“Why did they have to suffer so much?” you might ask yourself, watching Garfield and Driver undernourished for a film let down by its miscasting. One can only wish in another lifetime we’ll be fortunate enough to see the planned iteration with Daniel Day-Lewis and Gael Garcia Bernal.
The Square (2018) – 8/10
Director/Writer: Ruben Östlund
Starring: Claes Bang, Elisabeth Moss, Dominic West
“The Square is a sanctuary of trust and caring. Within its boundaries we all share equal rights and obligations.”
My interview with Ruben Östlund and Claes Bang can be read here.
Table 19 (2017) – 3/10
Director: Jeffrey Blitz
Writers: Jeffrey Blitz, Jay Duplass (story), Mark Duplass (story)
Starring: Anna Kendrick, Craig Robinson, June Squibb, Lisa Kudrow, Stephen Merchant, Tony Revolori
“I want to be the person who always forgives you.”
So the Duplass brothers came up with the story and decided it wasn’t worth their time directing it? To be honest, a completely improvised comedy involving a talented cast would be vastly superior to the over-scripted, unfunny ensemble car-crash on display.
Unsane (2018) – 6/10
Director: Steven Soderbergh
Writers: Jonathan Bernstein, James Greer
Starring: Claire Foy, Joshua Leonard, Jay Pharoah, Juno Temple
“Rain check on the blowjob.”
I hated, hated, hated it. Which is the intention of Soderbergh’s iPhone-shot thriller, a nasty tale that peaks with its technological advancements (especially when the smartphone is placed in nooks and crannies) and falters when you pause to think about anything that’s going on. The provocative tale, at least, seems garnered for post-screening arguments: is this a step forward for microbudget filmmaking?

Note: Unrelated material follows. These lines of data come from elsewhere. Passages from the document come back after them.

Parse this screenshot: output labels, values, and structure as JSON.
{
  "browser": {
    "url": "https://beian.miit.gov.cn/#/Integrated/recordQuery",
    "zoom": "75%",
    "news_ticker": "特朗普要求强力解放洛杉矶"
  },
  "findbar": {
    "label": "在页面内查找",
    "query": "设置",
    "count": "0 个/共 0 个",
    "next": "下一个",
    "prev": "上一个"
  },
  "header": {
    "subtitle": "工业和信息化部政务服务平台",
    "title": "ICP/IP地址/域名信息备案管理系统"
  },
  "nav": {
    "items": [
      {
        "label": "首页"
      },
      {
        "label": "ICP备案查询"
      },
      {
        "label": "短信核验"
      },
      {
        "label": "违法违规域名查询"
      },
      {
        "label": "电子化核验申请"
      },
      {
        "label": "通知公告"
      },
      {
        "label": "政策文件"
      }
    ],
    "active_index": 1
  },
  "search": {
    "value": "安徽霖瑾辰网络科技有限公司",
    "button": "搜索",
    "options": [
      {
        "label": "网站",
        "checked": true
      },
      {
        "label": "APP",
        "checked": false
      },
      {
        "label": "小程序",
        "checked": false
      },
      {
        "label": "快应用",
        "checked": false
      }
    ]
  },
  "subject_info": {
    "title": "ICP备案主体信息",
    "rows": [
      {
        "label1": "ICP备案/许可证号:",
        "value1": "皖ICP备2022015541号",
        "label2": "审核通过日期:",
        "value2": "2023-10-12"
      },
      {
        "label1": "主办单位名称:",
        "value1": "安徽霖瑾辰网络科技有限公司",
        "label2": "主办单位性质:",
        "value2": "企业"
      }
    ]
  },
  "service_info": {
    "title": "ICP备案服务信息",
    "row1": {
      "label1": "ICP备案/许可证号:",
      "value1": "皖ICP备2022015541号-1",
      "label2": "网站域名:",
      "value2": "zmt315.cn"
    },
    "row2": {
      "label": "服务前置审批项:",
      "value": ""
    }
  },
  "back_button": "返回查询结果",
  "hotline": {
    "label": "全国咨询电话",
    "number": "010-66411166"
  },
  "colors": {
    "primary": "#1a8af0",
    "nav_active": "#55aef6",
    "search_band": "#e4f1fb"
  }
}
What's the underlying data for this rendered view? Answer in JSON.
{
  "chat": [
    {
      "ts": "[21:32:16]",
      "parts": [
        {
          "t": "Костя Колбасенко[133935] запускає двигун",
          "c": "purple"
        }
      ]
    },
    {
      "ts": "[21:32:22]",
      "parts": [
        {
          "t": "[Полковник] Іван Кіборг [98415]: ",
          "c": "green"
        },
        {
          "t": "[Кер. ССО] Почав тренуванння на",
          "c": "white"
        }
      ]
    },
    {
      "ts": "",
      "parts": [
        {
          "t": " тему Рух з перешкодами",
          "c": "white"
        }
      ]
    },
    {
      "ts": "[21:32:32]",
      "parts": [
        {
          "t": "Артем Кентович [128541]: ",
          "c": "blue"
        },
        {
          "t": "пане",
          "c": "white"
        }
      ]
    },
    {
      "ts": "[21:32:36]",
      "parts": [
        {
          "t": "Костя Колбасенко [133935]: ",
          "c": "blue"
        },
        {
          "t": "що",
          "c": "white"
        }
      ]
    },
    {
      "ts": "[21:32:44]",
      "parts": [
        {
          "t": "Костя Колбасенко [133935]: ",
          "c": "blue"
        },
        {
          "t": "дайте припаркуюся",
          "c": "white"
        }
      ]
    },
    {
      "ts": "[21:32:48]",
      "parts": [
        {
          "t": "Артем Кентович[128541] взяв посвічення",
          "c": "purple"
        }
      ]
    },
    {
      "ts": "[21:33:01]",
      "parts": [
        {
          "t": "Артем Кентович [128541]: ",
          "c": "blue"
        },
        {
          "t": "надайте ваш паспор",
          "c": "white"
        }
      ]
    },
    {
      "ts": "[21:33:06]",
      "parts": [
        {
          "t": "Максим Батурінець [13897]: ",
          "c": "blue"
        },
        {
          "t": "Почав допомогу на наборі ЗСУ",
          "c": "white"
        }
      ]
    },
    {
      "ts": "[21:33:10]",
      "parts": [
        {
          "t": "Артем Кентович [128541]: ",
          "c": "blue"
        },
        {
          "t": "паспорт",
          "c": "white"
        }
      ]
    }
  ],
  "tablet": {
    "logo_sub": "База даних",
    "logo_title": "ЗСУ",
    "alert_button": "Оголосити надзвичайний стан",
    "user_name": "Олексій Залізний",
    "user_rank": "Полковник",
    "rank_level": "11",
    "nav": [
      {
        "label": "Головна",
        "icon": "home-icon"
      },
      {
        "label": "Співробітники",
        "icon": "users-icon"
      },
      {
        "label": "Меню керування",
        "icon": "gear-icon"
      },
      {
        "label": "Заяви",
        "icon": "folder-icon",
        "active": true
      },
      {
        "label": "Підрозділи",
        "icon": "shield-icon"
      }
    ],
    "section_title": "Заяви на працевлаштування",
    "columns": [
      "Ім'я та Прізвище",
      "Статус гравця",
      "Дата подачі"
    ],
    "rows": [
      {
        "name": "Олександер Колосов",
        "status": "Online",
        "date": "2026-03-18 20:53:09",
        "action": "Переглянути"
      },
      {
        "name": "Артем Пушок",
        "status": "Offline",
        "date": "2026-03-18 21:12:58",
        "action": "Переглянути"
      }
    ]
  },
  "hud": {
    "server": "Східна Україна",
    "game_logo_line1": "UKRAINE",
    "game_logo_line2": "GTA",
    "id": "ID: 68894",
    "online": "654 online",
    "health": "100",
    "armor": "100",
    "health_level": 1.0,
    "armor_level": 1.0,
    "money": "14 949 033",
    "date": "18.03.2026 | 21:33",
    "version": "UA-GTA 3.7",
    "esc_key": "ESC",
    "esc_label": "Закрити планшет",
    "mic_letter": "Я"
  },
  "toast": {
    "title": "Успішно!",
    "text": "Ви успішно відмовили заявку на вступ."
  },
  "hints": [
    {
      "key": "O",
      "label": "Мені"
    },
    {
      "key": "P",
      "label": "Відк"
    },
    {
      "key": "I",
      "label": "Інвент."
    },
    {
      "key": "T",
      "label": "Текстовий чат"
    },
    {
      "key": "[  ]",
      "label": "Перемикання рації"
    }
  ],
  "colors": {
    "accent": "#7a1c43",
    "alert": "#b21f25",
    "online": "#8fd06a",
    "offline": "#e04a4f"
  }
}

Is this a step back for depicting mental illness on screen? How did [plot hole #7] happen? That said, I saw it at a midnight screening, on my own, with only two other people in the audience. When the lights came up at 2am, we all looked at each other – and said nothing. But I knew what they were thinking: the title was annoying before, and it’s just as annoying afterwards.
Follow @halfacanyon for more. Unfollow @halfacanyon for less.
Pingback: Kenicky’s 2018 film roundup | HALF A CANYON FILM BLOG: A traffic jam when you're already a plate